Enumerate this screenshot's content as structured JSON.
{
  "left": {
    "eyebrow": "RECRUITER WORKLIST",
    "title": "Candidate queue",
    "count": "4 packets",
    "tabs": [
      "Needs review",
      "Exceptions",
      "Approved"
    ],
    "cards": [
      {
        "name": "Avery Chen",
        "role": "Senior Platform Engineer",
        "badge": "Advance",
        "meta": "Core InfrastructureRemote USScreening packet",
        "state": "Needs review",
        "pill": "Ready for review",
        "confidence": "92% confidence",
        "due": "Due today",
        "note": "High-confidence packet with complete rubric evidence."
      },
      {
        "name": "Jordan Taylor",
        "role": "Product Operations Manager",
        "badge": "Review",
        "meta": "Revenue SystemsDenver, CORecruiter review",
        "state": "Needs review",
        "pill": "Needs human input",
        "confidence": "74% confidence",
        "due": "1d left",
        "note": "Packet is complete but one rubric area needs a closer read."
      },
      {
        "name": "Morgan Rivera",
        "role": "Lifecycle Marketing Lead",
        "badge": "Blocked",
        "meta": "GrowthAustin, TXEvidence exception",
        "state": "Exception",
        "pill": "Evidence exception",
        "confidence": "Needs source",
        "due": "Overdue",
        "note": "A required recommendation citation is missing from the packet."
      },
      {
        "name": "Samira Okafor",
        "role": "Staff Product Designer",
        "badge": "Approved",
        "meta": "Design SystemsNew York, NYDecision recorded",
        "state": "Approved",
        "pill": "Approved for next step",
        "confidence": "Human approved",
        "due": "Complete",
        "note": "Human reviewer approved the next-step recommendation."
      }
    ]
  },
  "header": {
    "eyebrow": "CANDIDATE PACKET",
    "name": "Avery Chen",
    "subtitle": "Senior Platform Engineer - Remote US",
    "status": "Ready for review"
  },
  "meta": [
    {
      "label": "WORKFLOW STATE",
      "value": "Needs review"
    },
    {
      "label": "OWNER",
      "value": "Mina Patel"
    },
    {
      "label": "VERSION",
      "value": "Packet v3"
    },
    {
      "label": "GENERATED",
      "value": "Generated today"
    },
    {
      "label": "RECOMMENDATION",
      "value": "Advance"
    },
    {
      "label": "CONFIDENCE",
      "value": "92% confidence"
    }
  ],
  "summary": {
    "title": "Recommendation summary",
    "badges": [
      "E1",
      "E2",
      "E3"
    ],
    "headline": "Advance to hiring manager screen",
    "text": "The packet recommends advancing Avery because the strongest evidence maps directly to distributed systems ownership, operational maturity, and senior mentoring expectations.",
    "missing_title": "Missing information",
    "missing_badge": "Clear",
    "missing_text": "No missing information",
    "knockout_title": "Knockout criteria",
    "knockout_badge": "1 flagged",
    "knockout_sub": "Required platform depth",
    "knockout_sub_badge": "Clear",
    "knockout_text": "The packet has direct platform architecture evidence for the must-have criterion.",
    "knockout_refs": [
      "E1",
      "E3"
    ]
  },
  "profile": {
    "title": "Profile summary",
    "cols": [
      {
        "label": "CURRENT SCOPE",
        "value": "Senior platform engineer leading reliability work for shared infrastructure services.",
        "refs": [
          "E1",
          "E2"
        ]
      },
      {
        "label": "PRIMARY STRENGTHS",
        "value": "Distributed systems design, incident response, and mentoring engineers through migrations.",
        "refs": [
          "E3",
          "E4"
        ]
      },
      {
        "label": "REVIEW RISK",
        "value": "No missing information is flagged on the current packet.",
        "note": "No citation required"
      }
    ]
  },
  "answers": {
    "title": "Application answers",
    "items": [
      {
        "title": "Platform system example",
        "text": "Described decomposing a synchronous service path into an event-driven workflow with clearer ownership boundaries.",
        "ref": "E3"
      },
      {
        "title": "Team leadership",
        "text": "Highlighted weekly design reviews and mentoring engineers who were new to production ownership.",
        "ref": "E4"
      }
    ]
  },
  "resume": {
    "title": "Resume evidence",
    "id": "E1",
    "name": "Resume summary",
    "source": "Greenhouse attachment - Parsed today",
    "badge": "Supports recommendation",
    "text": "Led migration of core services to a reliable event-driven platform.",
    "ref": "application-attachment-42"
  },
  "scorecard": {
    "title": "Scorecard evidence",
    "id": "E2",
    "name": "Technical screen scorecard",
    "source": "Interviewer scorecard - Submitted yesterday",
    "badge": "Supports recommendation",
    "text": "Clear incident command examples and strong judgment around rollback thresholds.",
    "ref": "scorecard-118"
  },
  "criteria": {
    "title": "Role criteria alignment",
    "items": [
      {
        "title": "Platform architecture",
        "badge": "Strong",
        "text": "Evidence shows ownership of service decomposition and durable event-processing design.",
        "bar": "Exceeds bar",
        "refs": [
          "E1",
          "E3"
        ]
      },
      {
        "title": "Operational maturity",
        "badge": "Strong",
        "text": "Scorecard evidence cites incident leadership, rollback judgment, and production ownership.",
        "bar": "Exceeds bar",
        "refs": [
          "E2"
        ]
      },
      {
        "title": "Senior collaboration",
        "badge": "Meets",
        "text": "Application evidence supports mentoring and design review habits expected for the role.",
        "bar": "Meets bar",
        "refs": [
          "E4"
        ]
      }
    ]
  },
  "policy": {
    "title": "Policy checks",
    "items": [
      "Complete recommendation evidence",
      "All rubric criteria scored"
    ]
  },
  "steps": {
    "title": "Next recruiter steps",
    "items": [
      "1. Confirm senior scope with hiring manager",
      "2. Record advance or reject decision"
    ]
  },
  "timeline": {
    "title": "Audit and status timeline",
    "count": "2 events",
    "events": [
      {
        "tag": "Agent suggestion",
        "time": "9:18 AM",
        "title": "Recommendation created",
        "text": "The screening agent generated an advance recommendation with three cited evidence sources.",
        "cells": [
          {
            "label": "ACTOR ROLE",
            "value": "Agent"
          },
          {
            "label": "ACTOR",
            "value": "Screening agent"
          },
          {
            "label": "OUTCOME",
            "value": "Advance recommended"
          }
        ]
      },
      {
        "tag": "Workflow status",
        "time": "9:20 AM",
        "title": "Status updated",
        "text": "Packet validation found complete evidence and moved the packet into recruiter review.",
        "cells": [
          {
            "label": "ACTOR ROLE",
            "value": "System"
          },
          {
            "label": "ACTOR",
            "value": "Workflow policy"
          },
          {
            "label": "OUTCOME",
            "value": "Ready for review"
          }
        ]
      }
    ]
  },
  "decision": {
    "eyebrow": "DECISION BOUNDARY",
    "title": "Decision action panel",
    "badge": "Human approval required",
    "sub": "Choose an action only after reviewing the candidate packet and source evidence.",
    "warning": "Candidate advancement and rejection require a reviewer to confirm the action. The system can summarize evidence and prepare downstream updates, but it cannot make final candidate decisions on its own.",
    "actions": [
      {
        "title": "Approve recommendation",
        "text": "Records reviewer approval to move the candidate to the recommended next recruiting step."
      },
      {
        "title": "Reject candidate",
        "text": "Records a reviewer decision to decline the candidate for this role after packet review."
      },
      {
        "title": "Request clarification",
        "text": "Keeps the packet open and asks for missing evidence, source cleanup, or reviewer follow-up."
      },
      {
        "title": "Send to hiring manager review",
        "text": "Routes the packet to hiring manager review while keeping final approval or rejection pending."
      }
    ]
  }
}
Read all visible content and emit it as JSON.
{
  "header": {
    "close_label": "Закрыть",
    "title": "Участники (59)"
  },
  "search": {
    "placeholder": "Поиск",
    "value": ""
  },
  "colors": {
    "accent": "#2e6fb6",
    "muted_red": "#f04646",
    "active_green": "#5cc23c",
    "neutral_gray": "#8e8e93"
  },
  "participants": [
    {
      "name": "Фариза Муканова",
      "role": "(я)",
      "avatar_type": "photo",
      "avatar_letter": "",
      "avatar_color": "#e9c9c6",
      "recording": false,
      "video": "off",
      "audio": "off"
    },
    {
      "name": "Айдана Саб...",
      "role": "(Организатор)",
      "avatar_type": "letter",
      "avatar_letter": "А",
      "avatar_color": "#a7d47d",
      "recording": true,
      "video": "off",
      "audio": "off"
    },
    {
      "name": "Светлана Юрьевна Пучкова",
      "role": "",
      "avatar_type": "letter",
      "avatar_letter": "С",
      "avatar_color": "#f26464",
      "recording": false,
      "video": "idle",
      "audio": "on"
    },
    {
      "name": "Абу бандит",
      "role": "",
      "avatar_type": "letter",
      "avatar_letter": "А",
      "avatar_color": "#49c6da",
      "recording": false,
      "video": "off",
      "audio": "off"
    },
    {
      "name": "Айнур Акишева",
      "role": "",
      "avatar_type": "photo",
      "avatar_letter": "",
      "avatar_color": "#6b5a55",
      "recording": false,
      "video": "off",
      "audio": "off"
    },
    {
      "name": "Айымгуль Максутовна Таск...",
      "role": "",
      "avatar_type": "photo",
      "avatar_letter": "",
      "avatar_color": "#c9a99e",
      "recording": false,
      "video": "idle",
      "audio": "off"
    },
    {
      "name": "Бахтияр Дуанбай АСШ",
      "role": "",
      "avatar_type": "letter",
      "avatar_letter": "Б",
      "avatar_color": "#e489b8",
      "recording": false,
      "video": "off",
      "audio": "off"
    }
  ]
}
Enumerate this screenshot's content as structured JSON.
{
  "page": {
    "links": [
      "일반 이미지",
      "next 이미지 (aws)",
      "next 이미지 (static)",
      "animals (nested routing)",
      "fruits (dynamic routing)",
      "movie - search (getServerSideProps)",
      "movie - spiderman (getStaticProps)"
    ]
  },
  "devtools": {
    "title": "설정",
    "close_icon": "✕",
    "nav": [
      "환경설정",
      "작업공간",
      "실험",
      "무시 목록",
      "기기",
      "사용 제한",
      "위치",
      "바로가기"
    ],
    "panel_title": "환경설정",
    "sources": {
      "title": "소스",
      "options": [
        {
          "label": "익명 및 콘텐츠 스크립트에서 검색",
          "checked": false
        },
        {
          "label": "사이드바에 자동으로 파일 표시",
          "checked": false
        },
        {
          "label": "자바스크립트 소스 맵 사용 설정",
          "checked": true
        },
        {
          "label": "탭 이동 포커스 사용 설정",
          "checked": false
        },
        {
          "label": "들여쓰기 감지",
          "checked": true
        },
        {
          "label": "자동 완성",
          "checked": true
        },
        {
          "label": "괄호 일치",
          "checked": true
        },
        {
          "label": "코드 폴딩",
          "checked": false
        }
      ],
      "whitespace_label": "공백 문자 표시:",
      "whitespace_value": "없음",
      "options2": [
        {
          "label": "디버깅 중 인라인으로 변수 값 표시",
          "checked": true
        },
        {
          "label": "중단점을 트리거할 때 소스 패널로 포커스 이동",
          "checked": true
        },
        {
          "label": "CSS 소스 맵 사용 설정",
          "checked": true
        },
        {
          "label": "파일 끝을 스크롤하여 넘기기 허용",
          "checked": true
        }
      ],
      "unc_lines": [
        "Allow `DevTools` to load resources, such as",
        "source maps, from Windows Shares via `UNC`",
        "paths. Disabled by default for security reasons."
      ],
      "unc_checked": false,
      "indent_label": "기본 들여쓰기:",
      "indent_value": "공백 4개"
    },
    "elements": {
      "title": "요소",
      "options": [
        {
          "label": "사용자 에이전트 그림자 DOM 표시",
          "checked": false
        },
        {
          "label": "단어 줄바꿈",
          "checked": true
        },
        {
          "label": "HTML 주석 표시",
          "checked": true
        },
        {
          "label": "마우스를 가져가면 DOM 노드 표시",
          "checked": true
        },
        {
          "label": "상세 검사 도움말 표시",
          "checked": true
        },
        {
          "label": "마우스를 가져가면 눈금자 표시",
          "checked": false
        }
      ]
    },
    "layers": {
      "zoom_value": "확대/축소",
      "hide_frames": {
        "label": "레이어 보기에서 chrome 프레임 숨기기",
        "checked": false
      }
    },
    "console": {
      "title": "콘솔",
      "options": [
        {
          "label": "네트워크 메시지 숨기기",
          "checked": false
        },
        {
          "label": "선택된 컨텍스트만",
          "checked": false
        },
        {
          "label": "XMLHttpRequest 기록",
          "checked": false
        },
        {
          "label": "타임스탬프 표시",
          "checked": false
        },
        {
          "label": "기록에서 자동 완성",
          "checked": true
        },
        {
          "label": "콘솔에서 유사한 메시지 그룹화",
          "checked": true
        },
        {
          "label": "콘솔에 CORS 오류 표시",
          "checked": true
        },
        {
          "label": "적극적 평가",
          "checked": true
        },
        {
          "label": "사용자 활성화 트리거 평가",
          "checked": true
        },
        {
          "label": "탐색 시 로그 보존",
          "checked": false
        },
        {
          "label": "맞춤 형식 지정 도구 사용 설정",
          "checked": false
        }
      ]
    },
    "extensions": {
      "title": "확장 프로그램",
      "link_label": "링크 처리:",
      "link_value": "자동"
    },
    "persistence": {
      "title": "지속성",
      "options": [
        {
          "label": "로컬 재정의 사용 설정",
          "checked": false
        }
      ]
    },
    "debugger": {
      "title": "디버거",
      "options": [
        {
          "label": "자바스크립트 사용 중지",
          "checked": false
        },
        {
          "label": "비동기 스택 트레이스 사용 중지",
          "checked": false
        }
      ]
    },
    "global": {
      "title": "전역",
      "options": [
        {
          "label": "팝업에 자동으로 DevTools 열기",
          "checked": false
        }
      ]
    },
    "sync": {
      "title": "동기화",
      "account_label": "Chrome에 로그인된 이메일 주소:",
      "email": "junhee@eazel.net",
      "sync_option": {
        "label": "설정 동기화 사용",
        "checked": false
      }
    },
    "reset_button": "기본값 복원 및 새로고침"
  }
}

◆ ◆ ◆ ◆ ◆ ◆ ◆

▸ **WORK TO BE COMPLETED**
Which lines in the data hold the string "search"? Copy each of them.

▸ **ANSWER SPACE**
  "search": {
      "movie - search (getServerSideProps)",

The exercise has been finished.